* WHAT YOU ARE ASKED TO DO
The expected output is an exact restatement of all the records.

* DATASET ENTRIES
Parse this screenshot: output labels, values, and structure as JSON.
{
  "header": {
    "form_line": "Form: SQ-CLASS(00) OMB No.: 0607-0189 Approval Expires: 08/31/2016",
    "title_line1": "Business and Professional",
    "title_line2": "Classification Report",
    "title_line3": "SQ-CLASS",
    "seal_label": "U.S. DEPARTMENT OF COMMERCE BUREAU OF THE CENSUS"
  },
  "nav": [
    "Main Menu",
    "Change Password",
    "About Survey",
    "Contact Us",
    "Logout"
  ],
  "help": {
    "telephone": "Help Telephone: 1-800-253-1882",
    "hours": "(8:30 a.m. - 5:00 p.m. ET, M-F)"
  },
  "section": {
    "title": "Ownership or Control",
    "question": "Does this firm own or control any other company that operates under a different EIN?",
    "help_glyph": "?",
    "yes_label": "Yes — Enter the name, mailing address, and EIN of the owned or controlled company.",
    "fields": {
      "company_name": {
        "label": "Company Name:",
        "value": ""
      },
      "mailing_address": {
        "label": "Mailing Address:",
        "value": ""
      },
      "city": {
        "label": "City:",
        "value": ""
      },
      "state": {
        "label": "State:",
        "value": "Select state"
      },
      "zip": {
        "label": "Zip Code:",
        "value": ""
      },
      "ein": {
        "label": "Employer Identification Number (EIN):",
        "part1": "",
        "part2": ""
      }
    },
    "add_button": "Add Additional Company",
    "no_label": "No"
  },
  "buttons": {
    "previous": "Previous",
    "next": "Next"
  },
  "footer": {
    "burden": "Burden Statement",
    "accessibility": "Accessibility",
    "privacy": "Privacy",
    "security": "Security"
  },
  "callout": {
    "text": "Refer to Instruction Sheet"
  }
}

* PROBLEM SOLUTION
Parse this screenshot: output labels, values, and structure as JSON.
{
  "header": {
    "form_line": "Form: SQ-CLASS(00) OMB No.: 0607-0189 Approval Expires: 08/31/2016",
    "title_line1": "Business and Professional",
    "title_line2": "Classification Report",
    "title_line3": "SQ-CLASS",
    "seal_label": "U.S. DEPARTMENT OF COMMERCE BUREAU OF THE CENSUS"
  },
  "nav": [
    "Main Menu",
    "Change Password",
    "About Survey",
    "Contact Us",
    "Logout"
  ],
  "help": {
    "telephone": "Help Telephone: 1-800-253-1882",
    "hours": "(8:30 a.m. - 5:00 p.m. ET, M-F)"
  },
  "section": {
    "title": "Ownership or Control",
    "question": "Does this firm own or control any other company that operates under a different EIN?",
    "help_glyph": "?",
    "yes_label": "Yes — Enter the name, mailing address, and EIN of the owned or controlled company.",
    "fields": {
      "company_name": {
        "label": "Company Name:",
        "value": ""
      },
      "mailing_address": {
        "label": "Mailing Address:",
        "value": ""
      },
      "city": {
        "label": "City:",
        "value": ""
      },
      "state": {
        "label": "State:",
        "value": "Select state"
      },
      "zip": {
        "label": "Zip Code:",
        "value": ""
      },
      "ein": {
        "label": "Employer Identification Number (EIN):",
        "part1": "",
        "part2": ""
      }
    },
    "add_button": "Add Additional Company",
    "no_label": "No"
  },
  "buttons": {
    "previous": "Previous",
    "next": "Next"
  },
  "footer": {
    "burden": "Burden Statement",
    "accessibility": "Accessibility",
    "privacy": "Privacy",
    "security": "Security"
  },
  "callout": {
    "text": "Refer to Instruction Sheet"
  }
}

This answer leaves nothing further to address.